Description of the task
In the lines below, look for "Portrait". Copy each line where it appears.

Input
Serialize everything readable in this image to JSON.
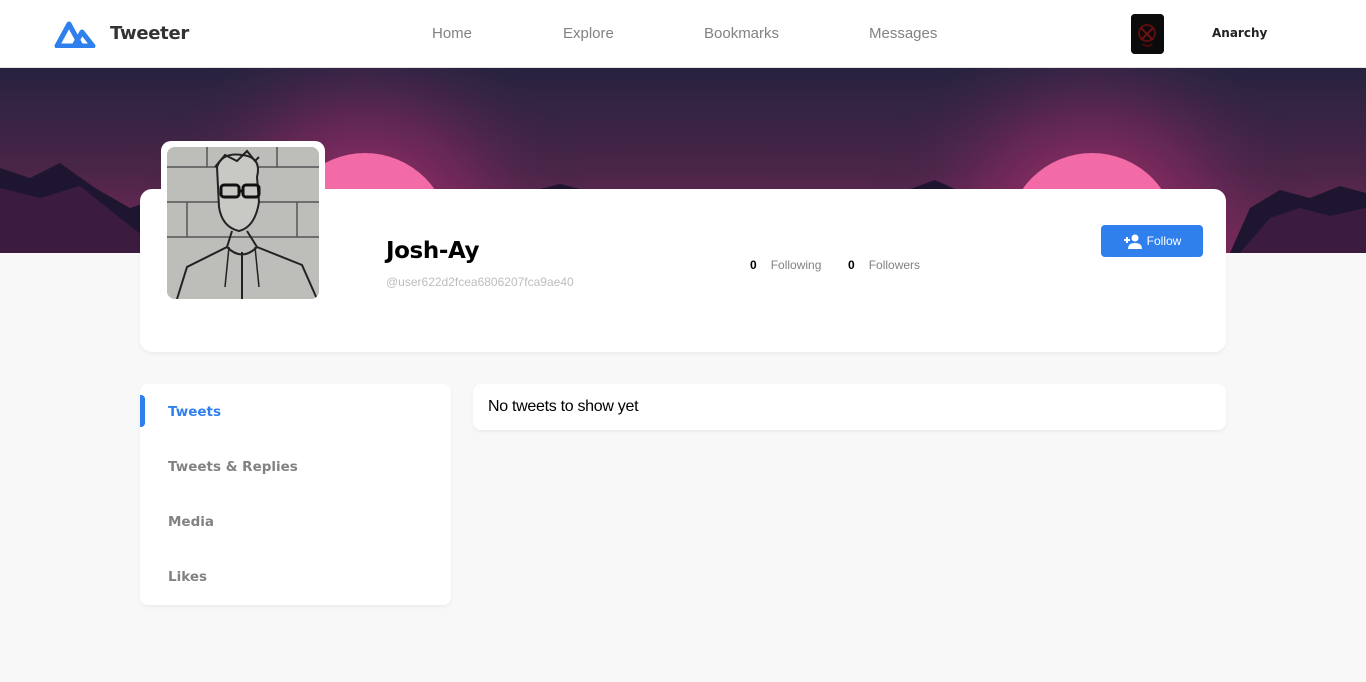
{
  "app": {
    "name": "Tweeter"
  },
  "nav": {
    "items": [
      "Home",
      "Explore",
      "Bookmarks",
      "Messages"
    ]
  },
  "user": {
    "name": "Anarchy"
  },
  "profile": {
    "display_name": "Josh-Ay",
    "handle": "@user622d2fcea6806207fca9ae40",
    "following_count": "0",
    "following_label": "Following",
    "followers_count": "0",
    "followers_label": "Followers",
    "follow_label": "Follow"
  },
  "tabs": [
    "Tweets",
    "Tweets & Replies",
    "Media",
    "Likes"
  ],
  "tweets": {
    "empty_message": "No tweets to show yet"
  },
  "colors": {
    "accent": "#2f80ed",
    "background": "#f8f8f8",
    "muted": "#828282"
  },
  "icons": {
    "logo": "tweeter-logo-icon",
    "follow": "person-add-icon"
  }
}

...

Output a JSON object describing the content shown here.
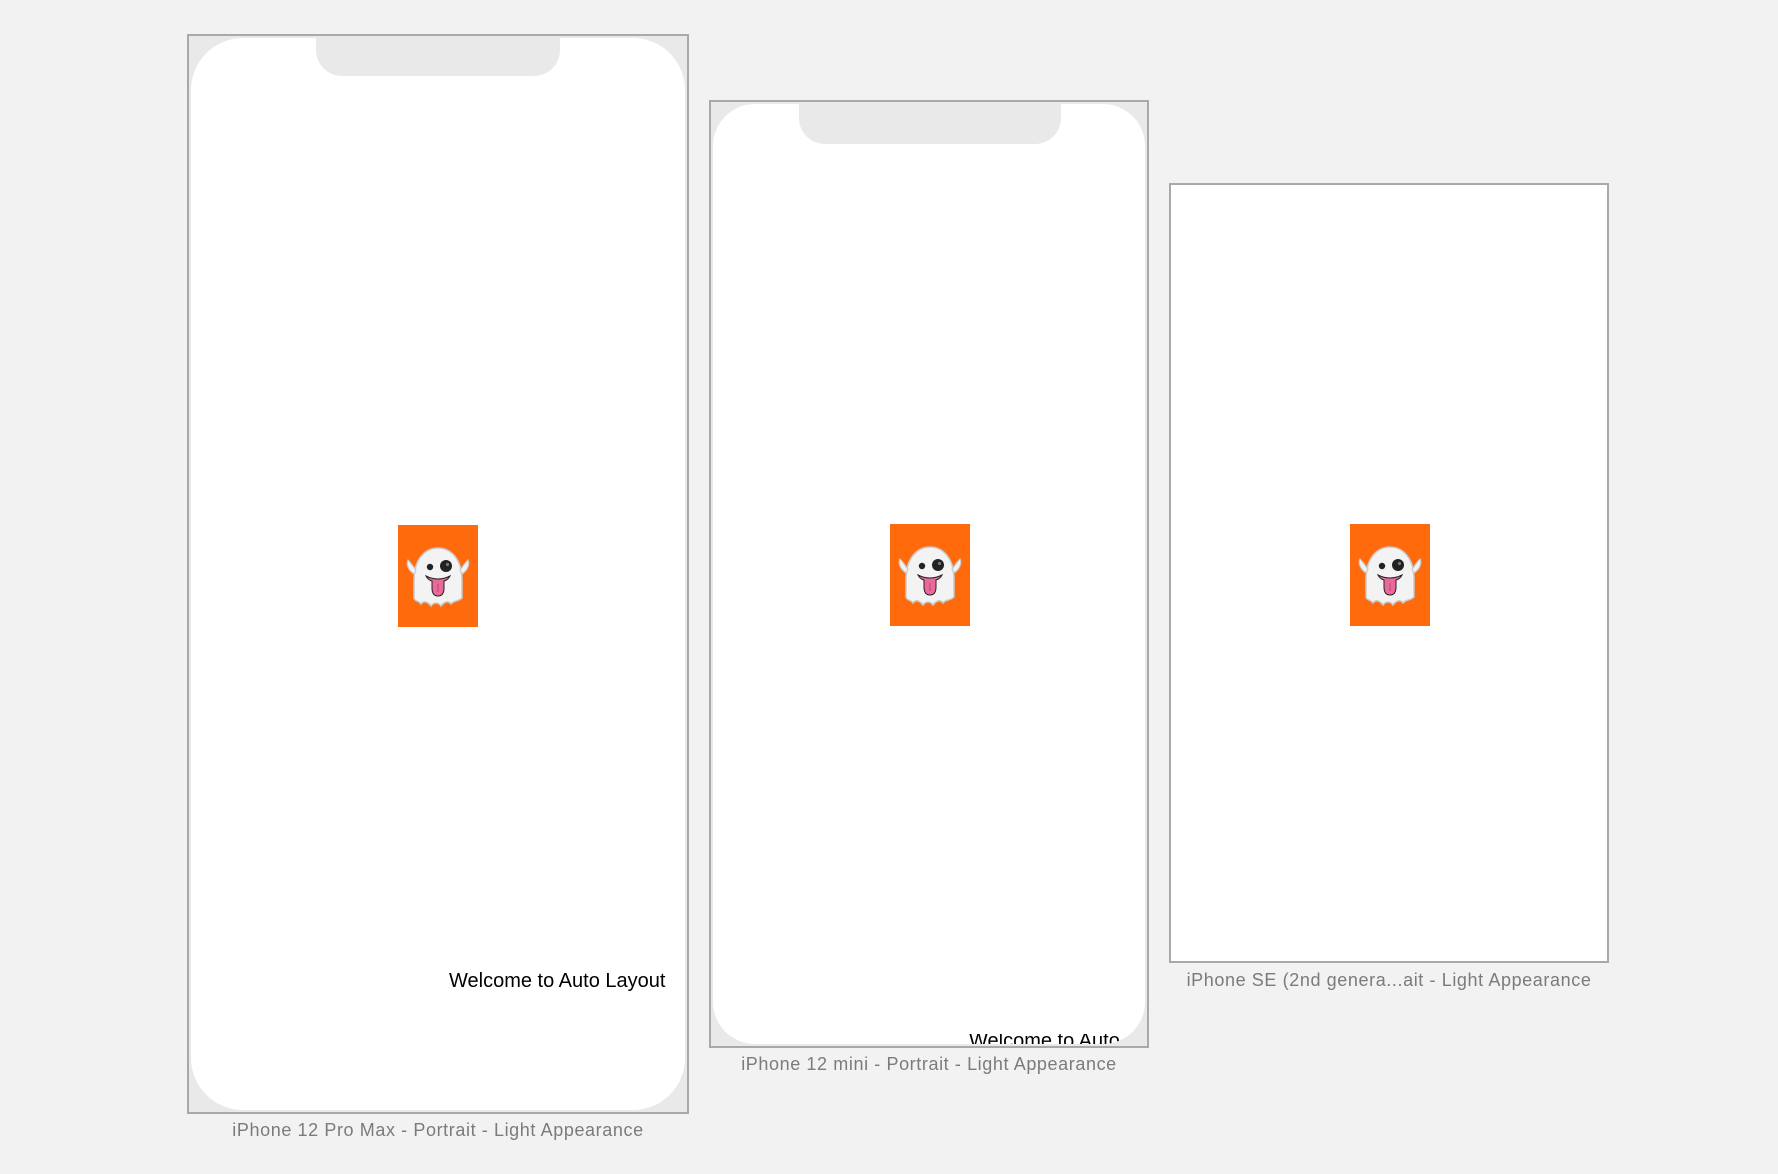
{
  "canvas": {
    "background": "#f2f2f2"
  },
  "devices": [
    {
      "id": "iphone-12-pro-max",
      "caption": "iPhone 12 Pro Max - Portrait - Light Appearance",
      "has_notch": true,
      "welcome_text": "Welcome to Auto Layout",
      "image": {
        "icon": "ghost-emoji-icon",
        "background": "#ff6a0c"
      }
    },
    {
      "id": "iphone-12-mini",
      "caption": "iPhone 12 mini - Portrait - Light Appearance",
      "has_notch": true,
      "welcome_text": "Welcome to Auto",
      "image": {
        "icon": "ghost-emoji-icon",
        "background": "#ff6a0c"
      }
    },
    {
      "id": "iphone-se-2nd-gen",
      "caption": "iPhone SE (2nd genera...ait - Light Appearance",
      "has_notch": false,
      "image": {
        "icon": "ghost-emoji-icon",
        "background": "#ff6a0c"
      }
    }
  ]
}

Answer space
      "caption": "iPhone 12 Pro Max - Portrait - Light Appearance",
      "caption": "iPhone 12 mini - Portrait - Light Appearance",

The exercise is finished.